In fact, similar to L&L Products LF610 reformable epoxy adhesive, when this aromatic thermosetting copolyester is formulated into an adhesive (trademarked Self-Bond), it allows bonding and debonding, each with heat and pressure, which can be repeated 50 times without loss in strength. ATSP Innovations explains this is possible due to a solid-state bonding process called interchain transesterification reaction. Estherm and Self-Bond are reportedly drop-in solutions, which can be tailored to meet specific customer needs and are available in multiple product forms. ATSP Innovations has published research on processing the materials in composites and as foams, as well as tribological and cryogenic coatings. The materials have been in development since 2011 and ATSP Innovations was recently awarded a Phase II follow-on from its NASA-sponsored Phase I SBIR project “Reversible adhesion concept for in-space assembly”.
IoT for vacuum bag cure

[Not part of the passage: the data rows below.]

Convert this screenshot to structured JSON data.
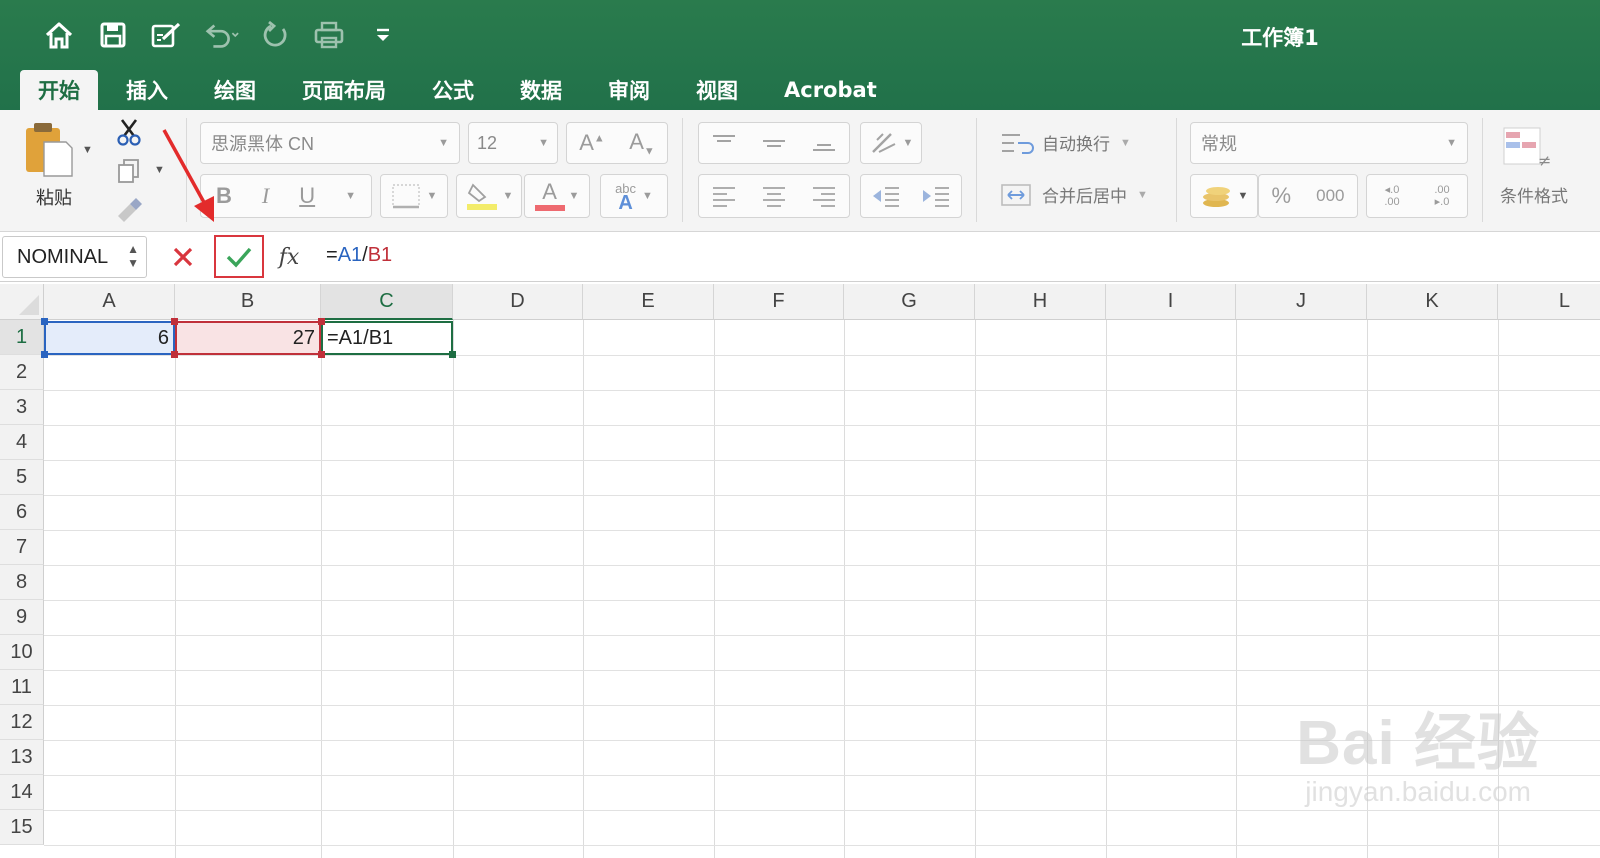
{
  "window": {
    "title": "工作簿1"
  },
  "qat": {
    "icons": [
      "home-icon",
      "save-icon",
      "edit-icon",
      "undo-icon",
      "redo-icon",
      "print-icon",
      "customize-icon"
    ]
  },
  "tabs": [
    {
      "label": "开始",
      "active": true
    },
    {
      "label": "插入"
    },
    {
      "label": "绘图"
    },
    {
      "label": "页面布局"
    },
    {
      "label": "公式"
    },
    {
      "label": "数据"
    },
    {
      "label": "审阅"
    },
    {
      "label": "视图"
    },
    {
      "label": "Acrobat"
    }
  ],
  "ribbon": {
    "paste_label": "粘贴",
    "font_name": "思源黑体 CN",
    "font_size": "12",
    "bold": "B",
    "italic": "I",
    "underline": "U",
    "font_color_glyph": "A",
    "abc_glyph": "abc",
    "wrap_text": "自动换行",
    "merge_center": "合并后居中",
    "number_format": "常规",
    "percent": "%",
    "thousands": "000",
    "conditional_format": "条件格式"
  },
  "formula_bar": {
    "name_box": "NOMINAL",
    "fx": "fx",
    "formula_prefix": "=",
    "ref1": "A1",
    "slash": "/",
    "ref2": "B1"
  },
  "sheet": {
    "columns": [
      "A",
      "B",
      "C",
      "D",
      "E",
      "F",
      "G",
      "H",
      "I",
      "J",
      "K",
      "L"
    ],
    "rows": [
      "1",
      "2",
      "3",
      "4",
      "5",
      "6",
      "7",
      "8",
      "9",
      "10",
      "11",
      "12",
      "13",
      "14",
      "15"
    ],
    "cells": {
      "A1": "6",
      "B1": "27",
      "C1": "=A1/B1"
    },
    "selected_column": "C",
    "selected_row": "1"
  },
  "watermark": {
    "main": "Bai 经验",
    "url": "jingyan.baidu.com"
  },
  "colors": {
    "excel_green": "#217346",
    "ref_blue": "#2a64c0",
    "ref_red": "#c0303a",
    "highlight_red": "#d9363e"
  }
}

Ruiz Aerospace (Laval, QC, Canada) has developed TERVIA Hub, embedded with sensors and internet connectivity, which enables collection of data from vacuum ports connected to the hub and exchange of that data via wifi using a phone, tablet or PC. The probes collect atmospheric pressure, vacuum, temperature and humidity under the vacuum bag and communicate this data throughout cure to the Cloud via the TERVIA Hub. The system can be used to run automated leak rate tests on tools and vacuum bag setups. It also displays and records manufacturing parameters throughout cure. The system can also display cure progress vs. a programed time and temperature recipe and send SMS/email alarms when cure parameters are met or threshold temperature reached. It essentially acts as a hot bonder system without the heat application mechanism. However, at less than $1,000 USD for the hub, $99 USD for three vacuum probes and a monthly subscription of $39 USD for the advanced software license (there are also free and more expensive, customizable options), the total all-in cost is much more affordable.